Indigenous Wisdom, Scientific Knowledge and the Teachings of Plants
A Brief Critical Review
Written By: Kandy Kennedy
Braiding Sweetgrass by Robin Wall Kimmerer (2013) is by far one of the most informative books I have ever read. Right from the beginning of the book she creates an indisputable connection between the scientific world of botany and the Aboriginal ways of knowing and being. By beginning with a reference to the similarities and differences between the Creation stories of the Original Peoples of the Great Lakes and the Creation stories of the western world, Kimmerer immediately draws the reader into a place of intrigue. While the stories are not the same, some of the similarities have left me wondering which story came first.
Although my biased opinions of the comparisons left me feeling that the non-linear instructions rather commands within the Aboriginal Creation story are much more acceptable, there is room for accepting how the Christian Creation story may have been misinterpreted from the time of documentation. After all there has been a lot of miscommunication and inaccurate documentation of Aboriginal worldview throughout history, I believe it is possible that the Western world’s Creation stories could have been misinterpreted as well. While this misinterpretation may or may not have been deliberate there is definitely a hierarchy rather than an interconnectedness created as a result.
Braiding Sweetgrass takes us through the seasons and the landscapes of the Peoples of the Great Lakes with exceptional detail. The detail however, is not typical of a Doctor of botany but rather an emotional story of how the smells, the feel and the sounds of today’s natural world can take us back to historical events and stories of another time. The details of the stories from 1895 and today are vivid and I found myself in the moment, smiling and at times my eyes filling with tears.
One of my favorite stories is The Council of Pecans, a funny yet sad account of the trying time of her Grandfather’s childhood as a result of colonization. This story is an excellent combination of Traditional Knowledge and Western Science that left me questions about the spiritual components of these wondrous trees and the power unity, a component of Science that dare note be acknowledged by the western academic world.

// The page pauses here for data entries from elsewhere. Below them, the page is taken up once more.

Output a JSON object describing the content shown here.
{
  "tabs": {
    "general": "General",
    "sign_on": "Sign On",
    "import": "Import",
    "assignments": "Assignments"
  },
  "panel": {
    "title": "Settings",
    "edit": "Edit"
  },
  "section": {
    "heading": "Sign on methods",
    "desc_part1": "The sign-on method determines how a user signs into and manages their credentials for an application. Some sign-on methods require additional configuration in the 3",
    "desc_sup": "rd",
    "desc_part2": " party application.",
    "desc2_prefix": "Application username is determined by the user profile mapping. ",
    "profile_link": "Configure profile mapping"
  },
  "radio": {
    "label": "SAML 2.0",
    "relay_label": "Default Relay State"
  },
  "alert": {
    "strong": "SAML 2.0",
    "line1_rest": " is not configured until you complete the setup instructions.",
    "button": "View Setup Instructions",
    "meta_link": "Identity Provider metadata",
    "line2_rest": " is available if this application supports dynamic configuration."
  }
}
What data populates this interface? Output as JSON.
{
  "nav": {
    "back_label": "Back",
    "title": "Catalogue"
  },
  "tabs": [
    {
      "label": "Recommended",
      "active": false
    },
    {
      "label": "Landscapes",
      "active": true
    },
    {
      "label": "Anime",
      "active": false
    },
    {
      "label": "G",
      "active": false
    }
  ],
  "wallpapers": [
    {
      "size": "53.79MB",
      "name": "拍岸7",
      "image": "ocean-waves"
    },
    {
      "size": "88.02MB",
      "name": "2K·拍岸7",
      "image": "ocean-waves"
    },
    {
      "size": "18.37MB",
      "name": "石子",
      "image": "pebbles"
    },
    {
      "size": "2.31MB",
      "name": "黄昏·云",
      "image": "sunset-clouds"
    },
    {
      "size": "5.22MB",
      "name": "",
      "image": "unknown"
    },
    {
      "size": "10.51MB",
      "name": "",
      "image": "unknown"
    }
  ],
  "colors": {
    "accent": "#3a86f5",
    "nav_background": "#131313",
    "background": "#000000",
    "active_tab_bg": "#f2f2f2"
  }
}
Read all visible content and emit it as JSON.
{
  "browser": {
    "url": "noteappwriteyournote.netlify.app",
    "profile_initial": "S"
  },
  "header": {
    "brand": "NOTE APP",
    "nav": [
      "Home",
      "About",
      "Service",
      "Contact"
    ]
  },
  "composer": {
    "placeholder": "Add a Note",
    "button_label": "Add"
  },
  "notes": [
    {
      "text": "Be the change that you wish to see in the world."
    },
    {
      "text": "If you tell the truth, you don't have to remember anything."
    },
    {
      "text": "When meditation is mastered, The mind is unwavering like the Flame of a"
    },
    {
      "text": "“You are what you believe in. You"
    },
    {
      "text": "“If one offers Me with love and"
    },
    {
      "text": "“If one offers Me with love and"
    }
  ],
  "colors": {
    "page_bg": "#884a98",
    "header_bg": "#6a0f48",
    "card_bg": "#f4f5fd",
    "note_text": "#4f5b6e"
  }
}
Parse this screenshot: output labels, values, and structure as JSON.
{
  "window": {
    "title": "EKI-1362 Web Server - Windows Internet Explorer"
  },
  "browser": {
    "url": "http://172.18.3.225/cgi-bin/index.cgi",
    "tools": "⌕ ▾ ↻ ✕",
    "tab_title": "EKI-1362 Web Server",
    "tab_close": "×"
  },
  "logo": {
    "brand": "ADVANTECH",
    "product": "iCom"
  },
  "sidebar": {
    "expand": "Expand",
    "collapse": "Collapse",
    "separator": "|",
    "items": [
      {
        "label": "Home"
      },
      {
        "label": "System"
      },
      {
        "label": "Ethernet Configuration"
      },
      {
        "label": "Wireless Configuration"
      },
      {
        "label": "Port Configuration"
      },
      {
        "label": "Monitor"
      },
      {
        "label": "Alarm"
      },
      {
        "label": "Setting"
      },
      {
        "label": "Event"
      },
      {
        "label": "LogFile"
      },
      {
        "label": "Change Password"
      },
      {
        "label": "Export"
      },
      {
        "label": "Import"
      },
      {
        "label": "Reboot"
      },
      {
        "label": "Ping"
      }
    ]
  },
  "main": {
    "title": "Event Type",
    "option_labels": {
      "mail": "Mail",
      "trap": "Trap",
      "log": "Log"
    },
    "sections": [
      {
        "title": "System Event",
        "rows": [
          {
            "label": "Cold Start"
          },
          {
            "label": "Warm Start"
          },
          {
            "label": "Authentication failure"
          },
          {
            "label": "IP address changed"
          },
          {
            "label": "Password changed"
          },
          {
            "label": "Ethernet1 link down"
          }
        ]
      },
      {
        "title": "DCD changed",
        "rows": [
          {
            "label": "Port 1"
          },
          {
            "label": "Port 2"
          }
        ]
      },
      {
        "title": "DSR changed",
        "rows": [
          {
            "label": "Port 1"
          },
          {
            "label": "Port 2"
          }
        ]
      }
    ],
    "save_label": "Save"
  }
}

This story tells of the nutritional components of the fruit, the uses in combination with other foods of the time and the deep rooted
respect for the generous bounty the trees provide when fruiting simultaneously. All of this history, knowledge and spirituality is tide up neatly in a story about Pecans and their value in the historic survival of the people and how they remain connected to modern day Ceremony.
The main focus of this book however, is the story of Sweetgrass, planting Sweetgrass, tending Sweetgrass, picking Sweetgrass, braiding Sweetgrass and finally burning Sweetgrass. Through each life stage of Sweetgrass Kimmerer tells stories about her personal experiences at each stage. She includes teachings and stories from Elders and other traditional knowledge holders, many of which are emotionally entrenched with sheer determination to revive or ensure the continued practice of protecting and the stewarding of these medicines and gifts. Some of the stories reflect the effects of war, colonialism and personal loss, while others are light hearted politically motivated, reflecting the tongue in cheek sarcasm of the Aboriginal author Thomas King.
What I truly enjoyed; and I must admit I am envious of, is the excellent job Kimmerer does of incorporating the western scientific details of botany, complete with Latin names, into a language that is simplistic, respectful and useful to all readers. The way she uses story to take the extremely complex and often boring world of botany and transform it into a wonderful example of how two worldviews can complement each other is brilliant. The chemical and biological breakdowns of the plants, while important in a laboratory, are unnecessary to the People and the other beings that are reliant on them for the interconnected life we all have. Kimmerer’s teaching and the experiences she shares with her own family and students incorporates not only the botany but also the traditional uses and values of many plants including some that modern day landscapers deliberately try to destroy (dandelions). Kimmerer takes the time to explain the interconnectedness of all elements, air, water, soil, fire, wind, rain, sun, there are all there and her detailed yet easy to understand explanations of their job and our jobs on Mother Earth is a no brainer. I have nothing else to say about this opus other than I believe it is a must read for all People how ask the questions, can two worldviews ever work as one, why is Mother earth so important and why is it important to give thanks?
She is killing me softly with her song. Excellent!
I Thank You and All My Relations.